What’s the Chance of New Years Week FX Breakout?
Daily FX Market Roundup 12.27.19
By Kathy Lien, Managing Director of FX Strategy for BK Asset Management
We’ve finally made it to the last week of 2020. A coronavirus vaccine is the process of being rolled out, a Brexit agreement is in place and President Trump finally signed the stimulus bill into law. With a few days left until the end of the year, there’s a lot to be optimistic about. Stocks extended their gains and currencies should have done the same but the rally was limited to euro, Swiss Franc and the Canadian dollar. Other currencies like sterling declined and while this move may seem counterintuitive after years of waiting for an agreement, investors have Brexit exhaustion.
Euro has been one of the strongest currencies this year and it is still in demand for a number of reasons. Euro stands to benefit just as much as sterling from a Brexit deal because a breakdown in talks would disrupt economic activity for both regions. UK Prime Minister Johnson caved on the fisheries issuing, giving EU boats uninterrupted access for the next 5.5 years. Strict lockdown measures in France, Italy, Spain and the Netherlands have also slowed the virus curve. These countries are seeing material curve flattening and while it’s too early to tell, we may be seeing improvements in Germany as well.
The global economic calendar is very quiet with all markets closed on Friday. The Brexit and US stimulus agreements minimize headline risk this week leaving year end flows the primary driver of market movements.
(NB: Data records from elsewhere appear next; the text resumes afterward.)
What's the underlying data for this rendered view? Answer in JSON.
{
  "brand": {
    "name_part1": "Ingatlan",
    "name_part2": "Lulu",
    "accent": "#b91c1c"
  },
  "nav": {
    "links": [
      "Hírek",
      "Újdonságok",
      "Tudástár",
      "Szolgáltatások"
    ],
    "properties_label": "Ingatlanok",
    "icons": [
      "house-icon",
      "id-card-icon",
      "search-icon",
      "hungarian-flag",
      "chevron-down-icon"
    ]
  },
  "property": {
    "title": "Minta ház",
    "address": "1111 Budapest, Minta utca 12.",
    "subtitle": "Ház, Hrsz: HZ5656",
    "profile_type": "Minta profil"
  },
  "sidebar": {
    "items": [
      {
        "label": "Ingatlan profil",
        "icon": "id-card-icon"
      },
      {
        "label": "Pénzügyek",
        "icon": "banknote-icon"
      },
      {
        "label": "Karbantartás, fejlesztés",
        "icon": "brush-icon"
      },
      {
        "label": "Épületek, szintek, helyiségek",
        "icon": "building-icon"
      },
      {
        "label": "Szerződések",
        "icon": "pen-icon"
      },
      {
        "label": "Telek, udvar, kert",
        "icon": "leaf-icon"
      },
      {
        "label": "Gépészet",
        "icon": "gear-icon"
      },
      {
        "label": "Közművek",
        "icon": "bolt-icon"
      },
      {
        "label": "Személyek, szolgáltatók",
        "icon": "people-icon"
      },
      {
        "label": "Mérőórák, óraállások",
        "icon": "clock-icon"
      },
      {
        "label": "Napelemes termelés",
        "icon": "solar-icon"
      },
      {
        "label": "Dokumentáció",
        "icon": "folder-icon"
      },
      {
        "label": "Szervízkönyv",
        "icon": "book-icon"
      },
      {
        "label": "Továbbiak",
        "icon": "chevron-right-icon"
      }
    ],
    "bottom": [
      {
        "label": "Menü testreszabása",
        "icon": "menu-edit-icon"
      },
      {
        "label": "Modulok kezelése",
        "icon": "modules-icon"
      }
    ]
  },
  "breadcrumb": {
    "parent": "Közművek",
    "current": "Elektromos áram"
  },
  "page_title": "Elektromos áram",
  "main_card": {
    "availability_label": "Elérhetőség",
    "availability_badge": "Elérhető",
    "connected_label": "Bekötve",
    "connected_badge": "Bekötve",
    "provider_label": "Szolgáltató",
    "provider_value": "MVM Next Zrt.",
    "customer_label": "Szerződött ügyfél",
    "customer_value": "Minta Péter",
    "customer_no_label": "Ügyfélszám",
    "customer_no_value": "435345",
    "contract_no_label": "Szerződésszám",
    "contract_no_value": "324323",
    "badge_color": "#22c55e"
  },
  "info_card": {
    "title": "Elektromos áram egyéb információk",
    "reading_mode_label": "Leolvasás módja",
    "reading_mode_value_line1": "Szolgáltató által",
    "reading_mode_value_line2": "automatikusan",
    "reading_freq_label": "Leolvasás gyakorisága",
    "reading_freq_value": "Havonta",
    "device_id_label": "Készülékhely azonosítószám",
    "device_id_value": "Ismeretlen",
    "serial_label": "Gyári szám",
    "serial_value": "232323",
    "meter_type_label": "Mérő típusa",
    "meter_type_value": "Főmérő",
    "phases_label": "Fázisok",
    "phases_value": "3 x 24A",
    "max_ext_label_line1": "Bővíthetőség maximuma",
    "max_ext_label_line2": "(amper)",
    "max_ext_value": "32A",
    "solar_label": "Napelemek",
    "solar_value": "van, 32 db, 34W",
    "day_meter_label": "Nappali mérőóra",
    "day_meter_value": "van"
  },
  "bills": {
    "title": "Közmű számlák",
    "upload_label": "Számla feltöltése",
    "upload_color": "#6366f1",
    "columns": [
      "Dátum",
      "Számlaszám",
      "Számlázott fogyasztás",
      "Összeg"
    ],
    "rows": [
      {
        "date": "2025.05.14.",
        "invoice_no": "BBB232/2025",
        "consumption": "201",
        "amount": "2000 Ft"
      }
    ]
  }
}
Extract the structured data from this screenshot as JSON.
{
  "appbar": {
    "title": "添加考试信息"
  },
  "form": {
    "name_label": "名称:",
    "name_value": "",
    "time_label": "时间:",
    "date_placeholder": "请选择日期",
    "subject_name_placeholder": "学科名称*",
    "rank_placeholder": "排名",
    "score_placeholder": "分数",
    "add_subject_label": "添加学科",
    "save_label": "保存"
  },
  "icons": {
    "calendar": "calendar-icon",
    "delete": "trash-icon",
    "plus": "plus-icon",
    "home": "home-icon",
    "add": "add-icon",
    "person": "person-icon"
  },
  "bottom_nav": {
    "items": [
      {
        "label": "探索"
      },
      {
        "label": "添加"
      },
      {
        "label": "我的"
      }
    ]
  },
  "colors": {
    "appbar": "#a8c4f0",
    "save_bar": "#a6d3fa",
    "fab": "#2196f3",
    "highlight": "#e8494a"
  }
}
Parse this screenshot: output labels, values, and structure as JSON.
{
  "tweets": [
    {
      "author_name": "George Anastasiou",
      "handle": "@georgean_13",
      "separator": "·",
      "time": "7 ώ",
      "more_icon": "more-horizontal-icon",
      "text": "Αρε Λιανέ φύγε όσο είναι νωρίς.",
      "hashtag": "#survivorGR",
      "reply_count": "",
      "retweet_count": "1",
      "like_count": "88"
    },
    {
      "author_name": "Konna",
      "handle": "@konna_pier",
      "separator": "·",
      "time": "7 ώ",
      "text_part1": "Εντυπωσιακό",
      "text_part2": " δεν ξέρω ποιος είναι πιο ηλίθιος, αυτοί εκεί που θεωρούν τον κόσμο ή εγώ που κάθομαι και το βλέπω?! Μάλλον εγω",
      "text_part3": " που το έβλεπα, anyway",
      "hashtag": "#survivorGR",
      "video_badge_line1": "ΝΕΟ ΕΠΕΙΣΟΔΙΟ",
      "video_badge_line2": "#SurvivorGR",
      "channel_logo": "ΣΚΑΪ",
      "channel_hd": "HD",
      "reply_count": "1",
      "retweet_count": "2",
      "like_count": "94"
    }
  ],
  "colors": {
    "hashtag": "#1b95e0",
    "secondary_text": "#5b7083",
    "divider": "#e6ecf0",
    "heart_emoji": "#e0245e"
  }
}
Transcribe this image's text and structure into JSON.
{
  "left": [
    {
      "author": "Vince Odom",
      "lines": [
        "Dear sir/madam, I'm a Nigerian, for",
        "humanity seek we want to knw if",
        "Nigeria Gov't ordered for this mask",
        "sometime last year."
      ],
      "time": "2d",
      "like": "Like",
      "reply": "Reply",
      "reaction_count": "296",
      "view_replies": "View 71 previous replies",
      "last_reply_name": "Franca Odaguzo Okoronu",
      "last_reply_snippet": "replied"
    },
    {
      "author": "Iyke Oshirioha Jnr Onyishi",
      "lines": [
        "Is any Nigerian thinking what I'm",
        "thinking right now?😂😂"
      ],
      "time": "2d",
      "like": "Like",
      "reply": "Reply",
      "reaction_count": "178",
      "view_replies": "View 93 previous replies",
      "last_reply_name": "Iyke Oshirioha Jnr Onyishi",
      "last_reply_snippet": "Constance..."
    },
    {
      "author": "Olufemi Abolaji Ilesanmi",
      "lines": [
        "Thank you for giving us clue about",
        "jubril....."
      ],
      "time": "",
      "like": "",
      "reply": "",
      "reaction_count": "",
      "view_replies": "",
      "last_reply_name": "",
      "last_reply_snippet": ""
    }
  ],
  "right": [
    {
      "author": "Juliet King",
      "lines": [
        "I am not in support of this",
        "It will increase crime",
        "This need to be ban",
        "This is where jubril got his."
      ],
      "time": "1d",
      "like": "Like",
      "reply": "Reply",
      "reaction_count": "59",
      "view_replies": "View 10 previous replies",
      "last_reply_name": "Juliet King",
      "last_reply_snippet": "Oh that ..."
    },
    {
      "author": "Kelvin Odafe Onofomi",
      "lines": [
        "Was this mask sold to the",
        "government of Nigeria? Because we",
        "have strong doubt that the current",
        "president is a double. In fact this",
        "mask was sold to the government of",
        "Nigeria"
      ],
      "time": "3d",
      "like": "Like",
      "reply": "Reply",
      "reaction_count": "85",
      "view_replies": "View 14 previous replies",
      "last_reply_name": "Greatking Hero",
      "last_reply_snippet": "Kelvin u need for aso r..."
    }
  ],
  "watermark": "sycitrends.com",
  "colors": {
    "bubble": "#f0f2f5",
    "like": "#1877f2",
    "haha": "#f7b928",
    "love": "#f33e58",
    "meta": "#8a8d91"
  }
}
The S&P CaseShiller House price index is scheduled for release tomorrow followed by pending home sales, Chicago PMI and the trade balance on Wednesday. Jobless claims will be released on Thursday. Low interest rates prevented the housing market from crashing this year and in some suburban areas, we’ve seen significant uptick in prices. Massive pent up demand raises the prospect of a stronger growth in 2020.
There was a lot of news flow but minimal big moves Christmas week. Looking ahead, New Years week is typically a more eventful one for currencies. As shown in the table below, in most years, the trading ranges for EUR/USD remains the same but the trading range for USD/JPY can expand significantly. You may even recall the flash crash on January 3rd 2019 that took USDJPY from 108.90 to 104.80 in a matter of minutes. In late 2019, USDJPY which hovered near a 7 month high the day after Christmas sold off sharply New Years week. There’s not much on the calendar to trigger a move but year end flows in a low liquidity environment means USD/JPY could squeeze higher.